**Exercise objective**
All of the entries are to be printed exactly as they appear.

____ Entries provided

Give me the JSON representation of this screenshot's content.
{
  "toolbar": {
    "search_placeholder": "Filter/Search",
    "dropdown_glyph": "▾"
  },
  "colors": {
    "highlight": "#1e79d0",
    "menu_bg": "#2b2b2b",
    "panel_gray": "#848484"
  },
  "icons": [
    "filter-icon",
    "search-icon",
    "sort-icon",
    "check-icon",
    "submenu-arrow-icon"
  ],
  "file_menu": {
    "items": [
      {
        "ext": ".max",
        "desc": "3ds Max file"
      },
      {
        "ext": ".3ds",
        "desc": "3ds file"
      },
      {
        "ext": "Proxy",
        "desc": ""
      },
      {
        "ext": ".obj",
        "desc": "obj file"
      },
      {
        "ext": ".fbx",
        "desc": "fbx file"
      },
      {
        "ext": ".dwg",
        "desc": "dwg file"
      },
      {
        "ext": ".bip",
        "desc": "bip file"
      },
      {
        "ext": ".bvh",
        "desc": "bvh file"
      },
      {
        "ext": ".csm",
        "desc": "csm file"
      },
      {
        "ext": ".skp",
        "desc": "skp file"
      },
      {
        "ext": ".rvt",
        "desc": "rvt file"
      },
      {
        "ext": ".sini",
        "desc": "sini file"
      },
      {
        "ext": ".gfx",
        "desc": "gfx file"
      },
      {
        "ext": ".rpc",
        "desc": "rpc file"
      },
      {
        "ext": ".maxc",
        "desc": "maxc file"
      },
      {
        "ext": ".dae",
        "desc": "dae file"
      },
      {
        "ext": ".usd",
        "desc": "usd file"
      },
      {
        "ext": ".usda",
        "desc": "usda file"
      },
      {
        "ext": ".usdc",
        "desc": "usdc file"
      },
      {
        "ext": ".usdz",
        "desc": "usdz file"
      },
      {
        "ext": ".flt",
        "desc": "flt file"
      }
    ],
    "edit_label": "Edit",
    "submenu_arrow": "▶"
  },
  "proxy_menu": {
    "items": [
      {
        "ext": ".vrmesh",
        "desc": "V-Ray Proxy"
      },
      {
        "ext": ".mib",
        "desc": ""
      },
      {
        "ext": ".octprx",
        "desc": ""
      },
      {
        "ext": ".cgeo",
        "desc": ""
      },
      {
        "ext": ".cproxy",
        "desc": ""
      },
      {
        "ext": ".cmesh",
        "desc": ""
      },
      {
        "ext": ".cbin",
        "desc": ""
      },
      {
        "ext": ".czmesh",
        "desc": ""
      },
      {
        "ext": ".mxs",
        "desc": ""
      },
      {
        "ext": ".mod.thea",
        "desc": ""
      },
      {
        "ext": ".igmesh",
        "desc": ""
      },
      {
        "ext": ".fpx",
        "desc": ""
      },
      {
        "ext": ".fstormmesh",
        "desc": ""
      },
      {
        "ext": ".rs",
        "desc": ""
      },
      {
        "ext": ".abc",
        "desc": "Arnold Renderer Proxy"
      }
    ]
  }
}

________

**Reply to the task**
Give me the JSON representation of this screenshot's content.
{
  "toolbar": {
    "search_placeholder": "Filter/Search",
    "dropdown_glyph": "▾"
  },
  "colors": {
    "highlight": "#1e79d0",
    "menu_bg": "#2b2b2b",
    "panel_gray": "#848484"
  },
  "icons": [
    "filter-icon",
    "search-icon",
    "sort-icon",
    "check-icon",
    "submenu-arrow-icon"
  ],
  "file_menu": {
    "items": [
      {
        "ext": ".max",
        "desc": "3ds Max file"
      },
      {
        "ext": ".3ds",
        "desc": "3ds file"
      },
      {
        "ext": "Proxy",
        "desc": ""
      },
      {
        "ext": ".obj",
        "desc": "obj file"
      },
      {
        "ext": ".fbx",
        "desc": "fbx file"
      },
      {
        "ext": ".dwg",
        "desc": "dwg file"
      },
      {
        "ext": ".bip",
        "desc": "bip file"
      },
      {
        "ext": ".bvh",
        "desc": "bvh file"
      },
      {
        "ext": ".csm",
        "desc": "csm file"
      },
      {
        "ext": ".skp",
        "desc": "skp file"
      },
      {
        "ext": ".rvt",
        "desc": "rvt file"
      },
      {
        "ext": ".sini",
        "desc": "sini file"
      },
      {
        "ext": ".gfx",
        "desc": "gfx file"
      },
      {
        "ext": ".rpc",
        "desc": "rpc file"
      },
      {
        "ext": ".maxc",
        "desc": "maxc file"
      },
      {
        "ext": ".dae",
        "desc": "dae file"
      },
      {
        "ext": ".usd",
        "desc": "usd file"
      },
      {
        "ext": ".usda",
        "desc": "usda file"
      },
      {
        "ext": ".usdc",
        "desc": "usdc file"
      },
      {
        "ext": ".usdz",
        "desc": "usdz file"
      },
      {
        "ext": ".flt",
        "desc": "flt file"
      }
    ],
    "edit_label": "Edit",
    "submenu_arrow": "▶"
  },
  "proxy_menu": {
    "items": [
      {
        "ext": ".vrmesh",
        "desc": "V-Ray Proxy"
      },
      {
        "ext": ".mib",
        "desc": ""
      },
      {
        "ext": ".octprx",
        "desc": ""
      },
      {
        "ext": ".cgeo",
        "desc": ""
      },
      {
        "ext": ".cproxy",
        "desc": ""
      },
      {
        "ext": ".cmesh",
        "desc": ""
      },
      {
        "ext": ".cbin",
        "desc": ""
      },
      {
        "ext": ".czmesh",
        "desc": ""
      },
      {
        "ext": ".mxs",
        "desc": ""
      },
      {
        "ext": ".mod.thea",
        "desc": ""
      },
      {
        "ext": ".igmesh",
        "desc": ""
      },
      {
        "ext": ".fpx",
        "desc": ""
      },
      {
        "ext": ".fstormmesh",
        "desc": ""
      },
      {
        "ext": ".rs",
        "desc": ""
      },
      {
        "ext": ".abc",
        "desc": "Arnold Renderer Proxy"
      }
    ]
  }
}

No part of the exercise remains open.